● **WORK INSTRUCTION**
Nothing in the records that follow should differ once you have copied them out.

════════

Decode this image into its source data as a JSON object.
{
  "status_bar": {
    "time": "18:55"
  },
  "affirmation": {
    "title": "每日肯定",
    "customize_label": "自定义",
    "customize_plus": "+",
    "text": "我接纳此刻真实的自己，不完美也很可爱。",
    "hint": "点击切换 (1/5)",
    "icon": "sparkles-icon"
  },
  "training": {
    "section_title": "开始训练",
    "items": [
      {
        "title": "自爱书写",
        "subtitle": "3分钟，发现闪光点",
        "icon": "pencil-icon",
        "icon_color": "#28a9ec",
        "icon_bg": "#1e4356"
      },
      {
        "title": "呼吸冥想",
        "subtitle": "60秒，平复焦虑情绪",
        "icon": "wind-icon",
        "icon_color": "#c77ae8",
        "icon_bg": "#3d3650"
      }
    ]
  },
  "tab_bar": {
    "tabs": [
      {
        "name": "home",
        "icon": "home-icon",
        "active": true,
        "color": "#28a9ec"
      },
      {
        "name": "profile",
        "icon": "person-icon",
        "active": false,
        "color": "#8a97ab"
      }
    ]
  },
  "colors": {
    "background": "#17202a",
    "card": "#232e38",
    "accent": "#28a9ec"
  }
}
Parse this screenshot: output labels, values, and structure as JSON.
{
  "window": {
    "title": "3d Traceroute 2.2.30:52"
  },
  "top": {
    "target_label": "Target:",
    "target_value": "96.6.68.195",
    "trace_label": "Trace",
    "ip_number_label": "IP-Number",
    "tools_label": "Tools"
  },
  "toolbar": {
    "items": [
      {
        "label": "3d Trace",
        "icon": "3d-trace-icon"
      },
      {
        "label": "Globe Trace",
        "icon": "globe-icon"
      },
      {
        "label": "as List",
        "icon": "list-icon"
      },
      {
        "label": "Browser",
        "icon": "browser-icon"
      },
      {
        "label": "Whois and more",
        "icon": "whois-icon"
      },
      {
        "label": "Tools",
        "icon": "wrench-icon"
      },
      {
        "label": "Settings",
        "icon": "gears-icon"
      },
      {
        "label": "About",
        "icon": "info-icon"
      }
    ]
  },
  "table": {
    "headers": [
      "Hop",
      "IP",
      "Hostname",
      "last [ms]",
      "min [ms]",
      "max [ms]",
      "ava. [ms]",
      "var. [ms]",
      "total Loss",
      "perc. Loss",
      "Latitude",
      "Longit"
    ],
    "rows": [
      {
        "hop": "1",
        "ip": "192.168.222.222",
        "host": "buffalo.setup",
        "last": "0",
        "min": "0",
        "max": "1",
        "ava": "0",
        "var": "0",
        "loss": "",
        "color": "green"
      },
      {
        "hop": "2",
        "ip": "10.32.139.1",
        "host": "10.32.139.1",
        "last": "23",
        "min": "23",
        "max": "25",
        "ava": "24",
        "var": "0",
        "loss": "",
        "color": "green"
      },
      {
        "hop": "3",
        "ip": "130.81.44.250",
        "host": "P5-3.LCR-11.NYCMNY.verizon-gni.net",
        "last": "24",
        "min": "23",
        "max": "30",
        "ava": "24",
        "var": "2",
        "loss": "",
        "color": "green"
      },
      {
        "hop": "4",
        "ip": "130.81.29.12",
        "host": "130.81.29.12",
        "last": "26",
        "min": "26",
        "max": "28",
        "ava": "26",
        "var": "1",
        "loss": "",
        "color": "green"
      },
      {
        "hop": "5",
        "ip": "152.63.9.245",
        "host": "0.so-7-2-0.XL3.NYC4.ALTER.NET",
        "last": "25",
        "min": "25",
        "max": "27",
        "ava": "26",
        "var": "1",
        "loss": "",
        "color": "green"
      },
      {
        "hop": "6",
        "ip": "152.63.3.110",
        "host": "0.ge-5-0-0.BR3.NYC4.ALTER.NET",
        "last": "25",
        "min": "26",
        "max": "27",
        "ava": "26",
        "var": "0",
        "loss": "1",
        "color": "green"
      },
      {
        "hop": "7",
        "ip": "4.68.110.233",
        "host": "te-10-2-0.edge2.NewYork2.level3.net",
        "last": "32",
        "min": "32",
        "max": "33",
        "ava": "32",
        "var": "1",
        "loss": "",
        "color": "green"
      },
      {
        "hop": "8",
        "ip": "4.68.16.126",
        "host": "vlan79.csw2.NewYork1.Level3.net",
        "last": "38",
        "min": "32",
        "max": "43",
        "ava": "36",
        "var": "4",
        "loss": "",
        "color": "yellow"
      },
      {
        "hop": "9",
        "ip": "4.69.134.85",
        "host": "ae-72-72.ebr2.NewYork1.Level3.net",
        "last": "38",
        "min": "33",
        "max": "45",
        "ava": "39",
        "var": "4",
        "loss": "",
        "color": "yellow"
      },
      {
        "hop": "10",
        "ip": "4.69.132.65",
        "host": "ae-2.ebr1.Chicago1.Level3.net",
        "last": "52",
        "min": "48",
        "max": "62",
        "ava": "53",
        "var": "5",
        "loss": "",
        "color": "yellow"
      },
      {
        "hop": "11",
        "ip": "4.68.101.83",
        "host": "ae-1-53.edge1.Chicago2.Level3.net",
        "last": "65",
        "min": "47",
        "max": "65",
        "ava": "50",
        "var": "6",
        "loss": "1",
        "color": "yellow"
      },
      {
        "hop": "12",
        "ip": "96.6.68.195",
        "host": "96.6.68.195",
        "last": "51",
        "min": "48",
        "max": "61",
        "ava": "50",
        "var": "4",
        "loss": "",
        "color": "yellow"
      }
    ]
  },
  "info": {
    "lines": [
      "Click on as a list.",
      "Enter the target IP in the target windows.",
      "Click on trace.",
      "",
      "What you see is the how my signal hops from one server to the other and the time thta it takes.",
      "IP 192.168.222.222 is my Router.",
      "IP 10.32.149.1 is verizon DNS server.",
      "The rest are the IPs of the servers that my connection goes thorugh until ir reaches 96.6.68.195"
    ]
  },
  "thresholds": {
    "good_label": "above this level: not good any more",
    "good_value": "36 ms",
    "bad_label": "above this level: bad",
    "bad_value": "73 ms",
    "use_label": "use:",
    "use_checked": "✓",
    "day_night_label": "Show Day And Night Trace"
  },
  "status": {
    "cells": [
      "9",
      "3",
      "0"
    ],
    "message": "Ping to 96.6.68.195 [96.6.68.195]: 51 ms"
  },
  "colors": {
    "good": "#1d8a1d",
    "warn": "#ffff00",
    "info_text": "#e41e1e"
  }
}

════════

● **RESULT FOR THIS EXERCISE**
Decode this image into its source data as a JSON object.
{
  "status_bar": {
    "time": "18:55"
  },
  "affirmation": {
    "title": "每日肯定",
    "customize_label": "自定义",
    "customize_plus": "+",
    "text": "我接纳此刻真实的自己，不完美也很可爱。",
    "hint": "点击切换 (1/5)",
    "icon": "sparkles-icon"
  },
  "training": {
    "section_title": "开始训练",
    "items": [
      {
        "title": "自爱书写",
        "subtitle": "3分钟，发现闪光点",
        "icon": "pencil-icon",
        "icon_color": "#28a9ec",
        "icon_bg": "#1e4356"
      },
      {
        "title": "呼吸冥想",
        "subtitle": "60秒，平复焦虑情绪",
        "icon": "wind-icon",
        "icon_color": "#c77ae8",
        "icon_bg": "#3d3650"
      }
    ]
  },
  "tab_bar": {
    "tabs": [
      {
        "name": "home",
        "icon": "home-icon",
        "active": true,
        "color": "#28a9ec"
      },
      {
        "name": "profile",
        "icon": "person-icon",
        "active": false,
        "color": "#8a97ab"
      }
    ]
  },
  "colors": {
    "background": "#17202a",
    "card": "#232e38",
    "accent": "#28a9ec"
  }
}
Parse this screenshot: output labels, values, and structure as JSON.
{
  "window": {
    "title": "3d Traceroute 2.2.30:52"
  },
  "top": {
    "target_label": "Target:",
    "target_value": "96.6.68.195",
    "trace_label": "Trace",
    "ip_number_label": "IP-Number",
    "tools_label": "Tools"
  },
  "toolbar": {
    "items": [
      {
        "label": "3d Trace",
        "icon": "3d-trace-icon"
      },
      {
        "label": "Globe Trace",
        "icon": "globe-icon"
      },
      {
        "label": "as List",
        "icon": "list-icon"
      },
      {
        "label": "Browser",
        "icon": "browser-icon"
      },
      {
        "label": "Whois and more",
        "icon": "whois-icon"
      },
      {
        "label": "Tools",
        "icon": "wrench-icon"
      },
      {
        "label": "Settings",
        "icon": "gears-icon"
      },
      {
        "label": "About",
        "icon": "info-icon"
      }
    ]
  },
  "table": {
    "headers": [
      "Hop",
      "IP",
      "Hostname",
      "last [ms]",
      "min [ms]",
      "max [ms]",
      "ava. [ms]",
      "var. [ms]",
      "total Loss",
      "perc. Loss",
      "Latitude",
      "Longit"
    ],
    "rows": [
      {
        "hop": "1",
        "ip": "192.168.222.222",
        "host": "buffalo.setup",
        "last": "0",
        "min": "0",
        "max": "1",
        "ava": "0",
        "var": "0",
        "loss": "",
        "color": "green"
      },
      {
        "hop": "2",
        "ip": "10.32.139.1",
        "host": "10.32.139.1",
        "last": "23",
        "min": "23",
        "max": "25",
        "ava": "24",
        "var": "0",
        "loss": "",
        "color": "green"
      },
      {
        "hop": "3",
        "ip": "130.81.44.250",
        "host": "P5-3.LCR-11.NYCMNY.verizon-gni.net",
        "last": "24",
        "min": "23",
        "max": "30",
        "ava": "24",
        "var": "2",
        "loss": "",
        "color": "green"
      },
      {
        "hop": "4",
        "ip": "130.81.29.12",
        "host": "130.81.29.12",
        "last": "26",
        "min": "26",
        "max": "28",
        "ava": "26",
        "var": "1",
        "loss": "",
        "color": "green"
      },
      {
        "hop": "5",
        "ip": "152.63.9.245",
        "host": "0.so-7-2-0.XL3.NYC4.ALTER.NET",
        "last": "25",
        "min": "25",
        "max": "27",
        "ava": "26",
        "var": "1",
        "loss": "",
        "color": "green"
      },
      {
        "hop": "6",
        "ip": "152.63.3.110",
        "host": "0.ge-5-0-0.BR3.NYC4.ALTER.NET",
        "last": "25",
        "min": "26",
        "max": "27",
        "ava": "26",
        "var": "0",
        "loss": "1",
        "color": "green"
      },
      {
        "hop": "7",
        "ip": "4.68.110.233",
        "host": "te-10-2-0.edge2.NewYork2.level3.net",
        "last": "32",
        "min": "32",
        "max": "33",
        "ava": "32",
        "var": "1",
        "loss": "",
        "color": "green"
      },
      {
        "hop": "8",
        "ip": "4.68.16.126",
        "host": "vlan79.csw2.NewYork1.Level3.net",
        "last": "38",
        "min": "32",
        "max": "43",
        "ava": "36",
        "var": "4",
        "loss": "",
        "color": "yellow"
      },
      {
        "hop": "9",
        "ip": "4.69.134.85",
        "host": "ae-72-72.ebr2.NewYork1.Level3.net",
        "last": "38",
        "min": "33",
        "max": "45",
        "ava": "39",
        "var": "4",
        "loss": "",
        "color": "yellow"
      },
      {
        "hop": "10",
        "ip": "4.69.132.65",
        "host": "ae-2.ebr1.Chicago1.Level3.net",
        "last": "52",
        "min": "48",
        "max": "62",
        "ava": "53",
        "var": "5",
        "loss": "",
        "color": "yellow"
      },
      {
        "hop": "11",
        "ip": "4.68.101.83",
        "host": "ae-1-53.edge1.Chicago2.Level3.net",
        "last": "65",
        "min": "47",
        "max": "65",
        "ava": "50",
        "var": "6",
        "loss": "1",
        "color": "yellow"
      },
      {
        "hop": "12",
        "ip": "96.6.68.195",
        "host": "96.6.68.195",
        "last": "51",
        "min": "48",
        "max": "61",
        "ava": "50",
        "var": "4",
        "loss": "",
        "color": "yellow"
      }
    ]
  },
  "info": {
    "lines": [
      "Click on as a list.",
      "Enter the target IP in the target windows.",
      "Click on trace.",
      "",
      "What you see is the how my signal hops from one server to the other and the time thta it takes.",
      "IP 192.168.222.222 is my Router.",
      "IP 10.32.149.1 is verizon DNS server.",
      "The rest are the IPs of the servers that my connection goes thorugh until ir reaches 96.6.68.195"
    ]
  },
  "thresholds": {
    "good_label": "above this level: not good any more",
    "good_value": "36 ms",
    "bad_label": "above this level: bad",
    "bad_value": "73 ms",
    "use_label": "use:",
    "use_checked": "✓",
    "day_night_label": "Show Day And Night Trace"
  },
  "status": {
    "cells": [
      "9",
      "3",
      "0"
    ],
    "message": "Ping to 96.6.68.195 [96.6.68.195]: 51 ms"
  },
  "colors": {
    "good": "#1d8a1d",
    "warn": "#ffff00",
    "info_text": "#e41e1e"
  }
}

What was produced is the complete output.